If you run or otherwise train, you’ve probably given some thought to entering one of the more than 36 thousand 5K events held in this country alone. If so, the road to the starting line can be intimidating. It need not be, however, if you follow these easy steps:

 

Sign Up for a Race:
You’re more likely to start serious training if there’s a deadline on the calendar. So sign up for a 5K, preferably one close to home. Start with a basic road 5K rather than an obstacle race or themed run; those can come later. For now, pick an event about two months out and register online.

 

Follow a Schedule:
Commit to running three times a week, every other day. This gives your body time to recover between sessions as you get acclimated to consistent training. In warmer months, many follow the “before or after 7” rule, running either before 7 AM or after 7 PM to avoid the heat. If nothing else, avoid the midday sun. Pick a time that fits your schedule. You’ll find that a consistent time, whatever it is, helps you develop a routine.

 

Find Your Stride:
How the foot strikes the ground often confuses runners. Some try to stride with the heel. Others try to run on the toes. Neither is correct.

Keep the big toe up or “dorsiflexed.” This ensures that your stride’s strike zone is beneath your hip, not out in front of your body. You’ll create a straight line from ear to ankle, enabling force to transfer efficiently through the body and minimize the potential for injuries.

 

Build a Base:
If you’re not running three miles a session already, start by running a mile, walking a mile, and running another mile. If this is too much, start by alternating between running and walking a half mile until you reach three miles. “Running” is a relative term, especially at this point. Call it jogging if you must, but think of this as the start of your interval training and go at 50 percent of what you’d consider an all-out sprint for the running portion of your training as you build a base. As you improve, shorten the distances you walk until you’re running a full three miles.

 

Interval Train:
By building a base in an interval fashion, you’ll be more prepared to step up your interval training after three weeks. Start with a half-mile warm-up. Next run a mile at 50 percent effort, a half-mile at 80 percent, a mile at 50 percent, and another half-mile at 80 percent. Cool down with a slow half-mile run.
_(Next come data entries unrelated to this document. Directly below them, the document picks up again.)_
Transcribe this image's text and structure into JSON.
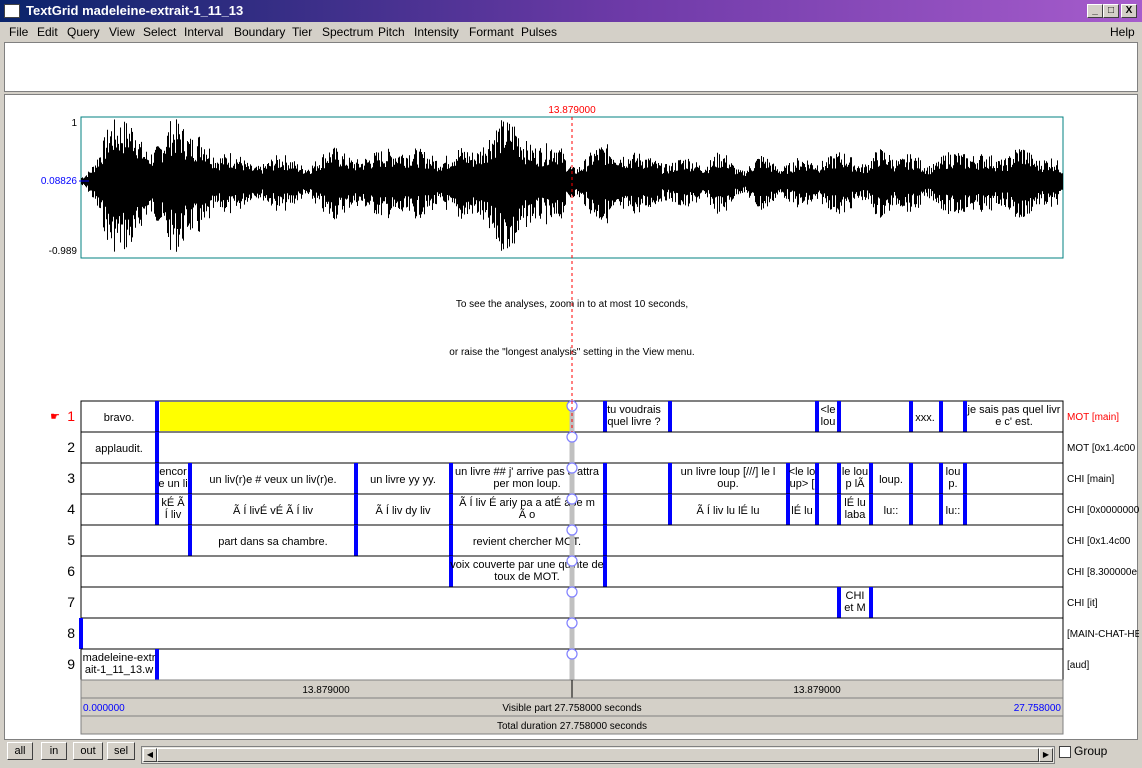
{
  "window": {
    "title": "TextGrid madeleine-extrait-1_11_13",
    "controls": {
      "minimize": "_",
      "maximize": "□",
      "close": "X"
    }
  },
  "menu": [
    "File",
    "Edit",
    "Query",
    "View",
    "Select",
    "Interval",
    "Boundary",
    "Tier",
    "Spectrum",
    "Pitch",
    "Intensity",
    "Formant",
    "Pulses"
  ],
  "help_label": "Help",
  "cursor": {
    "time_label": "13.879000"
  },
  "waveform": {
    "ymax": "1",
    "ycursor": "0.08826",
    "ymin": "-0.989"
  },
  "analysis_message": {
    "line1": "To see the analyses, zoom in to at most 10 seconds,",
    "line2": "or raise the \"longest analysis\" setting in the View menu."
  },
  "tiers": [
    {
      "num": "1",
      "name": "MOT [main]",
      "selected": true,
      "intervals": [
        {
          "l": [
            "bravo."
          ]
        },
        {
          "l": [
            "tu voudrais",
            "quel livre ?"
          ]
        },
        {
          "l": [
            "<le",
            "lou"
          ]
        },
        {
          "l": [
            "xxx."
          ]
        },
        {
          "l": [
            "je sais pas quel livr",
            "e c' est."
          ]
        }
      ]
    },
    {
      "num": "2",
      "name": "MOT [0x1.4c00",
      "intervals": [
        {
          "l": [
            "applaudit."
          ]
        }
      ]
    },
    {
      "num": "3",
      "name": "CHI [main]",
      "intervals": [
        {
          "l": [
            "encor",
            "e un li"
          ]
        },
        {
          "l": [
            "un liv(r)e # veux un liv(r)e."
          ]
        },
        {
          "l": [
            "un livre yy yy."
          ]
        },
        {
          "l": [
            "un livre ## j' arrive pas à attra",
            "per mon loup."
          ]
        },
        {
          "l": [
            "un livre loup [///] le l",
            "oup."
          ]
        },
        {
          "l": [
            "<le lo",
            "up> ["
          ]
        },
        {
          "l": [
            "le lou",
            "p lÃ"
          ]
        },
        {
          "l": [
            "loup."
          ]
        },
        {
          "l": [
            "lou",
            "p."
          ]
        }
      ]
    },
    {
      "num": "4",
      "name": "CHI [0x0000000",
      "intervals": [
        {
          "l": [
            "kÉ   Ã",
            "Í   liv"
          ]
        },
        {
          "l": [
            "Ã Í  livÉ  vÉ  Ã Í  liv"
          ]
        },
        {
          "l": [
            "Ã Í  liv dy liv"
          ]
        },
        {
          "l": [
            "Ã Í  liv É  ariy pa a atÉ ape m",
            "Ã  o"
          ]
        },
        {
          "l": [
            "Ã Í  liv lu lÉ  lu"
          ]
        },
        {
          "l": [
            "lÉ  lu"
          ]
        },
        {
          "l": [
            "lÉ  lu",
            "laba"
          ]
        },
        {
          "l": [
            "lu::"
          ]
        },
        {
          "l": [
            "lu::"
          ]
        }
      ]
    },
    {
      "num": "5",
      "name": "CHI [0x1.4c00",
      "intervals": [
        {
          "l": [
            "part dans sa chambre."
          ]
        },
        {
          "l": [
            "revient chercher MOT."
          ]
        }
      ]
    },
    {
      "num": "6",
      "name": "CHI [8.300000e",
      "intervals": [
        {
          "l": [
            "voix couverte par une quinte de",
            "toux de MOT."
          ]
        }
      ]
    },
    {
      "num": "7",
      "name": "CHI [it]",
      "intervals": [
        {
          "l": [
            "CHI",
            "et M"
          ]
        }
      ]
    },
    {
      "num": "8",
      "name": "[MAIN-CHAT-HE",
      "intervals": []
    },
    {
      "num": "9",
      "name": "[aud]",
      "intervals": [
        {
          "l": [
            "madeleine-extr",
            "ait-1_11_13.w"
          ]
        }
      ]
    }
  ],
  "time_axis": {
    "left_half": "13.879000",
    "right_half": "13.879000",
    "start": "0.000000",
    "end": "27.758000",
    "visible": "Visible part 27.758000 seconds",
    "total": "Total duration 27.758000 seconds"
  },
  "bottom_buttons": [
    "all",
    "in",
    "out",
    "sel"
  ],
  "group_label": "Group",
  "colors": {
    "selection": "#ffff00",
    "boundary": "#0000ff",
    "cursor": "#ff0000",
    "frame": "#008080"
  }
}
Intervals train you to run faster since your body is getting accustomed to running at high speeds for longer periods. By interval training, you avoid falling into the common runner trap of running only long, slow distances at a steady state. While there’s a place for these types of runs, and the slightly faster tempo runs, interval training will make you faster.

 

Cross Train:
Running stresses the body and, like anything, can become repetitious and at times boring. That’s why it’s important to incorporate some cross training. Yoga and Pilates help lengthen your muscles, which naturally tighten and shorten from running. Resistance training helps develop not only strength but also power, which often is lacking in runners. Swimming and cycling, whether on the road or in a group cycling class, provide similar benefits to running while stressing the joints less. Not surprisingly, many triathletes start out as runners.

 

Find a Group:
There are running groups that meet every weekday evening, departing from running stores, restaurants, bars, and local landmarks for runs of all distances. Some even meet at parks or tracks for interval training. These groups tend to be informal and welcoming and are a great way to pick up tips, meet new friends, and find supportive training partners.

 

Rest:
Runners have a tendency to overdo it. But it’s important to incorporate proper rest because it’s during this time that the body heals itself, grows, and benefits from your hard work. Rest includes not only adequate sleep, but also taking days off from training. You still can incorporate “active rest” techniques such as stretching and foam rolling, working tight areas with a foam roller and giving yourself a poor-man’s massage.

 

Taper:
As you approach the race, it’s time to dial down your training so that you will be well rested and ready to put forth your best effort on race day. Your last hard workout should be three or four days out. Run one more time, a lighter workout two days before. This is a good time for yoga, additional stretching, and foam rolling.

 

Post Your Accomplishment:
The latest running boom began in 2008, not coincidentally the time social media began to take off. Even if you’re reluctant to brag on social media, post a photo from your first race. Many of your friends and acquaintances likely don’t know about your commitment to running. You might find new running friends and advice as you pursue your next race.

 

Pete Williams is a NASM certified personal trainer, fitness book author, and race director for two 5K events in Central Florida.